It is in the ministerial code, which states that “ministers who knowingly mislead parliament will be expected to offer their resignation to the prime minister”. But the ministerial code is at the discretion of the prime minister. He decides whether it has been breached and whether and how to investigate it. He decides the outcome. So it goes without saying that he does not apply it to himself. And even when it comes to his ministers, like Priti Patel last year, he decides not to enforce it.

This brought us to what we saw yesterday. It was a grotesque inversion of natural justice. The person misleading parliament can escape any consequence. The person who points it out is censured. This is the outcome the system has generated: he who lies gets away with it, while she who tells the truth is punished.

Our system is based on honour. It presumes that the prime minister is a person of unquestionable moral stature, so they can be handed the power to regulate themselves and others. This was always a silly idea – scrutiny and constitutional restraint should be commensurate with executive power, not inversely proportional to it. But now it is disastrous, because it hands someone with no moral stature the ability to escape all consequences.

Johnson has weaponised the freedom which the system has granted him. In that respect, despite their public war, he is identical to Dominic Cummings. They were both willing to tear up any convention or principle in order to get what they want: lying, unlawfully suspending parliament, carving up Britain’s trading integrity, trashing the peace process, eradicating standards in public life, handing out contracts to your mates, hoovering up cash to redecorate your flat, arranging regulatory issues by text message. This is what they do. Cummings is proud of it. Johnson pretends he isn’t doing it. It comes out the same.

A similar process applies to individuals within the system. We all have a responsibility when we see basic principles go into decline. We can hold the line or we can tolerate the change. If it’s the latter, those principles do really cease to operate as functional elements of political life.

Of course, if you’re in a different political party, this all becomes much easier. You condemn it – it’s in your interest to. But even if you’re in the same party, it’s easy to condemn when the behaviour is unpopular. That’s why so many Tory MPs found their moral principles during the Cummings’ Barnard Castle debacle. It wasn’t really outrage. It was that it was so demonstrably unpopular and dangerous to their own fortunes.

In Johnson’s case, many senior Conservative figures have neither of these incentives. They are in his party and he remains popular with its target demographic, so they have no incentive to challenge him.

This applies to whole swathes of the Tory parliamentary party. They know he is unsuitable for the job. Many are presumably aware that his mishandling of the pandemic has cost tens of thousands of lives. But so long as he can convincingly argue that he makes it easier for them to hold their seats, they will support him.

Right-wing journalists and commentators follow the same pattern. They are aware that all the rules are being trashed. If it was a Labour prime minister doing it, they would be rightly outraged. But it is not, so they’re not.

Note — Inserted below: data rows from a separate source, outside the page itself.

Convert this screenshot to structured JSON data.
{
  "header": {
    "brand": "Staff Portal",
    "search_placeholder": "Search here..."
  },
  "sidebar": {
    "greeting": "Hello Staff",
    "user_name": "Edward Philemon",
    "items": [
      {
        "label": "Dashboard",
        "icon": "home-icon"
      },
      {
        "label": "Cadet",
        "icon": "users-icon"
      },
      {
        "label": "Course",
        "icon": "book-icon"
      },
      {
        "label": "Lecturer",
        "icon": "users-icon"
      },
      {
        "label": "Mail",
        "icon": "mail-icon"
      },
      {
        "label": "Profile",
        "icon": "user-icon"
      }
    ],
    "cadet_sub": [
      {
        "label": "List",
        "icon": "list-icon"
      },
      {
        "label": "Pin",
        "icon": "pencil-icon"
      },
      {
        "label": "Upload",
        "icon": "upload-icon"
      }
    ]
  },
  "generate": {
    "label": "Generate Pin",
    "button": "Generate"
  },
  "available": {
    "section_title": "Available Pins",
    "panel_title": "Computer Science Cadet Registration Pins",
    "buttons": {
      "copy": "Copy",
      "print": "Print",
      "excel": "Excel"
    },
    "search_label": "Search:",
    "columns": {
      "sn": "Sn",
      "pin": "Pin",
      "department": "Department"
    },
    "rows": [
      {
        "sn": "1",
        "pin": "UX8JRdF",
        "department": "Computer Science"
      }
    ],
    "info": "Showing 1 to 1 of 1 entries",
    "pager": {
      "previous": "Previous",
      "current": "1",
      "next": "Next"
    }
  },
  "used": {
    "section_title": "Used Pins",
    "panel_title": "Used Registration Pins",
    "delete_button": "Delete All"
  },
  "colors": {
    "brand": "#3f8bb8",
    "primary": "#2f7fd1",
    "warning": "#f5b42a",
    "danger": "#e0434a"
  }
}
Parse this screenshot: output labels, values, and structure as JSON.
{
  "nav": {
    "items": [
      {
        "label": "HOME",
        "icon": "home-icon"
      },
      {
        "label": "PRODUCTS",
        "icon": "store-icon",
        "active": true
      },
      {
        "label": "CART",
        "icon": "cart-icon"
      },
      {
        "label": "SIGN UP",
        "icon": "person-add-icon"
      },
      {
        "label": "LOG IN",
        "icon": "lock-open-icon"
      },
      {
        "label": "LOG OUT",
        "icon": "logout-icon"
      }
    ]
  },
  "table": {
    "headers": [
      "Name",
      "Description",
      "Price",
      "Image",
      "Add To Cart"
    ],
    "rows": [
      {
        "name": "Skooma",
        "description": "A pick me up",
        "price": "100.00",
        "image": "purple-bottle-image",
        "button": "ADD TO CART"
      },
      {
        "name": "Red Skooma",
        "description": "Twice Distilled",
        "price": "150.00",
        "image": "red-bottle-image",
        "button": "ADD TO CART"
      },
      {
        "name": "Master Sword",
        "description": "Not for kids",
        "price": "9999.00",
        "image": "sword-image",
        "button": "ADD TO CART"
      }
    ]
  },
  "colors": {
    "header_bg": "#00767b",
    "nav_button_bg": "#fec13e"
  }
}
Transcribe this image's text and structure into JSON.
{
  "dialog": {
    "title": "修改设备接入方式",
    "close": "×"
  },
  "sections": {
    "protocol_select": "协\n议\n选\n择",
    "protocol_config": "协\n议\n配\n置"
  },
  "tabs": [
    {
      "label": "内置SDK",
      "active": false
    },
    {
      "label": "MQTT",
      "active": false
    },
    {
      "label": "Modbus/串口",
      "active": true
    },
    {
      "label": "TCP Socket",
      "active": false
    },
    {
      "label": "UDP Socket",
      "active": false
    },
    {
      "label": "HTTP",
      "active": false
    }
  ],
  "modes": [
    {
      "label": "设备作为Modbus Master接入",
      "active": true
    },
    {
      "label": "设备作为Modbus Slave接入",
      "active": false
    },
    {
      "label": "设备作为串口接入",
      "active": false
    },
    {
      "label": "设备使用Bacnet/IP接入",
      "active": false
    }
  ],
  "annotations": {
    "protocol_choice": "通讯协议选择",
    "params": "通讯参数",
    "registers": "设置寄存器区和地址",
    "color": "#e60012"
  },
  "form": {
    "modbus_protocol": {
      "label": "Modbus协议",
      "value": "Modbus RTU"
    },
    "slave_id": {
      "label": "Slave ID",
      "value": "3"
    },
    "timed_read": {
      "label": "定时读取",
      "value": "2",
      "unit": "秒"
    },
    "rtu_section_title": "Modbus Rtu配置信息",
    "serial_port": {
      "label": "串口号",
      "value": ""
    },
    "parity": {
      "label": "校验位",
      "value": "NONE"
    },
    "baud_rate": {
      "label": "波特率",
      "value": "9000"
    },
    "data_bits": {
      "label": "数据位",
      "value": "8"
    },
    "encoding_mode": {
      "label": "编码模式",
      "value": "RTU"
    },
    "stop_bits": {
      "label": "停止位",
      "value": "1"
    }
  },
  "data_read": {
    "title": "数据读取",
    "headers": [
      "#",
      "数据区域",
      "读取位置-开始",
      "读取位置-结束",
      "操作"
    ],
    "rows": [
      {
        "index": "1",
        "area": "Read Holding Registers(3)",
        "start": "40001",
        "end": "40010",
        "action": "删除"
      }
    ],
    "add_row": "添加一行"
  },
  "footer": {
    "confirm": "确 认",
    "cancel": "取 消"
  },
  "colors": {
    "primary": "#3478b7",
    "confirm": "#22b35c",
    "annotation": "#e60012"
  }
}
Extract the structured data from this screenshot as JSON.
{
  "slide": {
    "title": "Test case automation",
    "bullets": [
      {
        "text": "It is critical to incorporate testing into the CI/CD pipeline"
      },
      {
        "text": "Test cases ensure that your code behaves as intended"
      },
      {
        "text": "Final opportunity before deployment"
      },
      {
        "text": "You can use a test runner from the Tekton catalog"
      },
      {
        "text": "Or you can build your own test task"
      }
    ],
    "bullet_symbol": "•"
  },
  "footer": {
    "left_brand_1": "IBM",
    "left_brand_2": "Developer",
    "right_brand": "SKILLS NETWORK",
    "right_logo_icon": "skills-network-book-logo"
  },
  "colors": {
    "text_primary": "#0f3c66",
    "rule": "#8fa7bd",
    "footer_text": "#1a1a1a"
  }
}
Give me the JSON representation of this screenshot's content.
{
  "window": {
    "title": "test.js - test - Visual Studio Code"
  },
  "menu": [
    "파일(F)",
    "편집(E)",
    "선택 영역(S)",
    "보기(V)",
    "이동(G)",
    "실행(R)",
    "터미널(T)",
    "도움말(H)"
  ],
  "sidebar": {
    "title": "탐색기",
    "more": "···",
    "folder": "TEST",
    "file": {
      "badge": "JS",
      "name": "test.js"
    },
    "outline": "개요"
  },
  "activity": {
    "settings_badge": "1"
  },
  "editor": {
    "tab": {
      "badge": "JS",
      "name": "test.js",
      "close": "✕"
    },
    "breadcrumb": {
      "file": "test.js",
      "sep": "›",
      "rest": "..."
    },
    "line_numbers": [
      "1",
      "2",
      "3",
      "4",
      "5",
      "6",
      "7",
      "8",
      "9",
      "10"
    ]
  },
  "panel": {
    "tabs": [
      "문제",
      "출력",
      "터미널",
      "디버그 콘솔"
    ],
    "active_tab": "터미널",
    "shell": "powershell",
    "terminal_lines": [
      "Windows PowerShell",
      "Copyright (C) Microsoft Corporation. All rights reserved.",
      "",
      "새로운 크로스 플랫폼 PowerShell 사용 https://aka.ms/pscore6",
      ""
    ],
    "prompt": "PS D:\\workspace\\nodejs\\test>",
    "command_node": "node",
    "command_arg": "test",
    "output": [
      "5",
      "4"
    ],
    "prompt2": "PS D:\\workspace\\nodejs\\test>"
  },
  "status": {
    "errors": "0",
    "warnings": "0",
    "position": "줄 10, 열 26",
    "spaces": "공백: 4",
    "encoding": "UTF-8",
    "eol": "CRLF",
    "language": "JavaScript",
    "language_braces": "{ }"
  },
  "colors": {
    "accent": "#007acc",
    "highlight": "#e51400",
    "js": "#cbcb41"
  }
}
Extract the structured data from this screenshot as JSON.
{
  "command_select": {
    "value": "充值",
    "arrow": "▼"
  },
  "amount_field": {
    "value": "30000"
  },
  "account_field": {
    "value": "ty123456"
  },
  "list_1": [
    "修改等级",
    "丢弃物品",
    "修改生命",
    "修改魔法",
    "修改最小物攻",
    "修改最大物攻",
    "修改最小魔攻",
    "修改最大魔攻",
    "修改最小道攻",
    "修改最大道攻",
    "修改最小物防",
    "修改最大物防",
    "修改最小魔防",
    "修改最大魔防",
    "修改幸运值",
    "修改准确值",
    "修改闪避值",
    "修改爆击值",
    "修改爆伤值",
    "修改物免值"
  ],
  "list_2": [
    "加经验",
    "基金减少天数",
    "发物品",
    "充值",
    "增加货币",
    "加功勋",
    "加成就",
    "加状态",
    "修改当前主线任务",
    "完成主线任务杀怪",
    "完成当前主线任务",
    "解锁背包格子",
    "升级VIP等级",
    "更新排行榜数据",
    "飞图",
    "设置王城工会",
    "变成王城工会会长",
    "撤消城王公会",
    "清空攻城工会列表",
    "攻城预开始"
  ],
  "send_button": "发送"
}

The question of Johnson’s moral character is answered by referring to something else entirely: his popular support. It’s equivalent to someone asking if you liked a film, and you answering that it was very popular. That was not the question. Some things matter irrespective of whether other people like them.

That political and journalistic approval – or rather, the cynical shifting of the debate so that it excludes moral judgement – works to normalise Johnson’s behaviour. The effect of this is not restricted to what is happening today. It will impact what happens in future, by opening up the space for later prime ministers to ignore standards of public life in precisely the way that Johnson has done. It takes a system ostensibly based on standards and replaces it with a system whose only principle is what you can get away with.

That is the chief accomplishment of Johnson after two years in power. And it is a very disreputable one indeed.